Give me desire and grace for amendment of life
Once we recognize that we have sinned, , we must set about doing whatever we can to prevent a recurrence of the sin. To achieve this, human effort and divine power must work together; hence “amendment of life” requires both desire for it and grace. Grace provided without desire for it is rare but possible, but is intended to build desire without which the grace may be unproductive. An example is the man by the pool of Bethesda whom Jesus healed and then called to forsake his sin. (See John 5:1-14). As for desire without grace... well, there is no such thing, though grace may be delayed until the timing is right. I do not believe that grace will be denied if genuine desire is there.
One may think of the broken bone that, immediately after the injury, hurts and hampers normal activity, yet eventually grows to be stronger than before. Most leaders of the people of God were displayed as great sinners: Noah, Moses, David, Peter, Paul, etc. Paul even boasted of it—boasting not of his sin, but of the grace of God that was manifested to all because of his sin. “‘My grace in enough for you: for power is in full stretch in weakness.’ It is, then, about my weaknesses that I am happiest of all to boast, so that the power of Christ may rest upon me... For it is when I am weak that I am strong” (2 Corinthians 12:9, 19b).
This is the conclusion of the well-known passage about Paul’s thorn (2 Corinthians 12:7ff)—probably either a chronic illness or a besetting sin that God refused to remove.
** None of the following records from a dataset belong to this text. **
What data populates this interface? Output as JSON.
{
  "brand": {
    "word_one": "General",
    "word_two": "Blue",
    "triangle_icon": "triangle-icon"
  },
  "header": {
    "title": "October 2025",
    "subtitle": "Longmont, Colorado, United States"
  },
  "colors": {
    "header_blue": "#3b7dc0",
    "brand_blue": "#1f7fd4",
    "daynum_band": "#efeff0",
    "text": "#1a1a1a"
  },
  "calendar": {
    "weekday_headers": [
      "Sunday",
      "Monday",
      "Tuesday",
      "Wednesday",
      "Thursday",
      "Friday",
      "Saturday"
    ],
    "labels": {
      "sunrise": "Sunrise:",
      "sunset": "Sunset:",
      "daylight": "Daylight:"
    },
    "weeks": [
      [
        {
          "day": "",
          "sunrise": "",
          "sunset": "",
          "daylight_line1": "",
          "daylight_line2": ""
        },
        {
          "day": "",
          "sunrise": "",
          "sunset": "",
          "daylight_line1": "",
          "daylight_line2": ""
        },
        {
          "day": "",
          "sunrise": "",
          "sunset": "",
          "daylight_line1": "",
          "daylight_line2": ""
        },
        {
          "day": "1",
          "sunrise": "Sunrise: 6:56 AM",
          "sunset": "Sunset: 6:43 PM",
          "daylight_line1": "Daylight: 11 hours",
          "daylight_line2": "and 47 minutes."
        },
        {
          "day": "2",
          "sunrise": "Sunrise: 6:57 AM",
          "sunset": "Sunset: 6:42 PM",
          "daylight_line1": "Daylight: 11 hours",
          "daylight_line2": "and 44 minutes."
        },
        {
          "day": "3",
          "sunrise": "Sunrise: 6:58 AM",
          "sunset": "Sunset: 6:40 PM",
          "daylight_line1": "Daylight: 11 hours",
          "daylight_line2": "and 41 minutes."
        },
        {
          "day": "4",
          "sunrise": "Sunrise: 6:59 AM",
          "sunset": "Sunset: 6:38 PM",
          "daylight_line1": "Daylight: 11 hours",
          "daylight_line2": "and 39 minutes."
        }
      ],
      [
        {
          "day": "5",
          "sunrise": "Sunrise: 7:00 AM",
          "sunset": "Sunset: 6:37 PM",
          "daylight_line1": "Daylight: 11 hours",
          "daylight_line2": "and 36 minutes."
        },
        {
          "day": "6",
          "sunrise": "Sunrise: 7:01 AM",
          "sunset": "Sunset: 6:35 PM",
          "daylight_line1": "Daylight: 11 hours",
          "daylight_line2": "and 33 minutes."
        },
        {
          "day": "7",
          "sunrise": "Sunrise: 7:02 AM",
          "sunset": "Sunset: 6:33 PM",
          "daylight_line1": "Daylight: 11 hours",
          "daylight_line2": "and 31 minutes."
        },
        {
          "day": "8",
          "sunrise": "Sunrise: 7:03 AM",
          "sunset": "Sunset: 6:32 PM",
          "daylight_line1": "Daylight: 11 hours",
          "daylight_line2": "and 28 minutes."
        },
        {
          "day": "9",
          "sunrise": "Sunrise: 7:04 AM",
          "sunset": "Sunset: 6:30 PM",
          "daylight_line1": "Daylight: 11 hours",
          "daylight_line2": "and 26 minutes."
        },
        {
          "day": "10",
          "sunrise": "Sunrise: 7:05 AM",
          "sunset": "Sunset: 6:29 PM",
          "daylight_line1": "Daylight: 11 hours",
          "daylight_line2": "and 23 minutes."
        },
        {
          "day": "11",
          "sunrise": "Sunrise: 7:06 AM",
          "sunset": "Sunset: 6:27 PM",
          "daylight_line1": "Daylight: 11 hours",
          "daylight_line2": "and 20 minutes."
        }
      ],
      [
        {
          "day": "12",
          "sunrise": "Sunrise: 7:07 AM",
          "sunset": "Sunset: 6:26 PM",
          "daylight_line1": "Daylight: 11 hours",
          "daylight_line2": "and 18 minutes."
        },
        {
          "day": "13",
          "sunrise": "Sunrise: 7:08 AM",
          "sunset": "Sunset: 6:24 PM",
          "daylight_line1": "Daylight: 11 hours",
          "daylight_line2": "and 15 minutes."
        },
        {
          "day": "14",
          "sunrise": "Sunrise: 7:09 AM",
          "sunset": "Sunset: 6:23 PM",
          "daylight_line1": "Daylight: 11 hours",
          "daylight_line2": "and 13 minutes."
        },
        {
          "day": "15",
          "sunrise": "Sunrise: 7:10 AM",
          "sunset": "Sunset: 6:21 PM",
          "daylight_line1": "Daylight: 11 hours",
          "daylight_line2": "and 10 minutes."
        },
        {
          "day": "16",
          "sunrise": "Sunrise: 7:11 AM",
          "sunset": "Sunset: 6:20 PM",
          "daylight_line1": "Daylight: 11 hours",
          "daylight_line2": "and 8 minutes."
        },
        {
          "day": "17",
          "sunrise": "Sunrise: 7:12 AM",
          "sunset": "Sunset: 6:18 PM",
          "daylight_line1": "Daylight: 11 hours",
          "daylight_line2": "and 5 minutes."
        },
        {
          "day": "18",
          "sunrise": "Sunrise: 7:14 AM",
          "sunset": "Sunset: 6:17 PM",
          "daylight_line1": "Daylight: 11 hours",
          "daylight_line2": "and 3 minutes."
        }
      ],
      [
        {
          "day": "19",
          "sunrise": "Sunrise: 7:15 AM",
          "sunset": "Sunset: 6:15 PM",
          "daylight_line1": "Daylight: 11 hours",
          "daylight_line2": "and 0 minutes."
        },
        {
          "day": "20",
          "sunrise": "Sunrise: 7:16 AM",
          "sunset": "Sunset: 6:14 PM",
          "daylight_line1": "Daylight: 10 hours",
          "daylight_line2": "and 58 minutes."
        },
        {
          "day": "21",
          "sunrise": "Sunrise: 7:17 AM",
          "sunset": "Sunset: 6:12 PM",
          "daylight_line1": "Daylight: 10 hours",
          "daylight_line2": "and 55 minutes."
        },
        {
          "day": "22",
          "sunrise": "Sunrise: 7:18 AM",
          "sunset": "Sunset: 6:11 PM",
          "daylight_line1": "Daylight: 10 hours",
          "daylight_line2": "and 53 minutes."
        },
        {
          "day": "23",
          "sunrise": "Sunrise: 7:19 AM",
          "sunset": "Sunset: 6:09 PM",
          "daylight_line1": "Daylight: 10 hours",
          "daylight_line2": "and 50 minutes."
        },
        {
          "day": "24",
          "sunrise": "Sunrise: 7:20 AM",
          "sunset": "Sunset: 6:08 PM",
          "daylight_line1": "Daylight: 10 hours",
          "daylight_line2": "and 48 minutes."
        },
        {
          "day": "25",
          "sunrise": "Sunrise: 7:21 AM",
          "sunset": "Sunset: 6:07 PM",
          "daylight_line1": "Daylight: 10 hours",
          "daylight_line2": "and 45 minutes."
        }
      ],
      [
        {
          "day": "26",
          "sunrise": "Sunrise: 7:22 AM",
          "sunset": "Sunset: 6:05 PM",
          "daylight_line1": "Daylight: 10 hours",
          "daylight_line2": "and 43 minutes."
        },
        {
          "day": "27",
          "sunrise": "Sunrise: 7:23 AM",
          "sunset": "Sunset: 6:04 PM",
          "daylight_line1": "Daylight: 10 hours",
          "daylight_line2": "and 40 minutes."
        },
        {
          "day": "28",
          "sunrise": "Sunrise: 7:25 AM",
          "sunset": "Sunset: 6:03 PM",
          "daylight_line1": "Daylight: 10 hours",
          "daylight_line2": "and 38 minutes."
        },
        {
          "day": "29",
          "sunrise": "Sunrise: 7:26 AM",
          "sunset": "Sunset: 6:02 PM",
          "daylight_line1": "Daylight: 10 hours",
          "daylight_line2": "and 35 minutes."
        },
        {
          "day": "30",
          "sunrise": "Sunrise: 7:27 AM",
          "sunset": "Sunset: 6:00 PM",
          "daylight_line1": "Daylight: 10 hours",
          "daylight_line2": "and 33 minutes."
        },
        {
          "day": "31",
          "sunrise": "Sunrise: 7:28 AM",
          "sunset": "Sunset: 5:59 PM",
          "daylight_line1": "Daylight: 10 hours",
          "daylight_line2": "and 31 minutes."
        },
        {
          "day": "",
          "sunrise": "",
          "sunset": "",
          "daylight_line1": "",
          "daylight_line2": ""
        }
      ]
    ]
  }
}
It was Paul’s own weakness—whatever it was—that revealed to him the powerful grace of God.
We must couple John’s, “No one who is a child of God sins” (1 John 3:9a) with Paul’s, “The good thing I want to do, I never do; the evil thing which I do not want—that is what I do” (Romans 7:19). This is far too complex a matter for reflection on a blogpost that has already grown long, though I think that a good place to start would be to consider what is in the heart of the believer. When we truly and genuinely desire holiness, to love God and our neighbor, our sins will be kind of like “exhaust” on the journey, i.e. not willfully evil or deliberately injurious to others as the primary pattern of life. That is, they are evidence of weakness and imperfection rather than corruption that has been embraced while God is rejected.
Let me live in joy
The final stage in knowing the infinite love of God through the process of renewal after sin is to accept it all humbly and gladly, with childlike simplicity. We cannot do this, of course. Writing the points of these two blogposts down as if they were points in an instruction manual makes it come across as rather artificial, and of course no real relationship can be like that. We must always live with rough edges, incompletenesses, anomalies, and imperfections. God knows that.
Where John taught that “Perfect love drives out fear” (1 John 4:18a), we have to hope that maybe pretty good love reduces fear, and that we will grow step and step, stage by stage, seeking the holiness “without which no one will see the Lord” (Hebrews 12:14) but which is granted only by the will of God. (See Hebrews 10:10).
Finally we must believe that, “No created thing whatever will be able to come between us and the love of God, known to us in Christ our Lord” (Romans 8:39). By the grace and in the economy of God, therefore, even our sins and the sins of others against us can lead us and them more and more deeply into the fathomless depths of joy and peace and truth and love. In this life, these will always be mixed with pain and grief, but at the end we may expect that God “will wipe away every tear” (Revelation 21:4) and our joy “no one will take” from us (John 16:22b).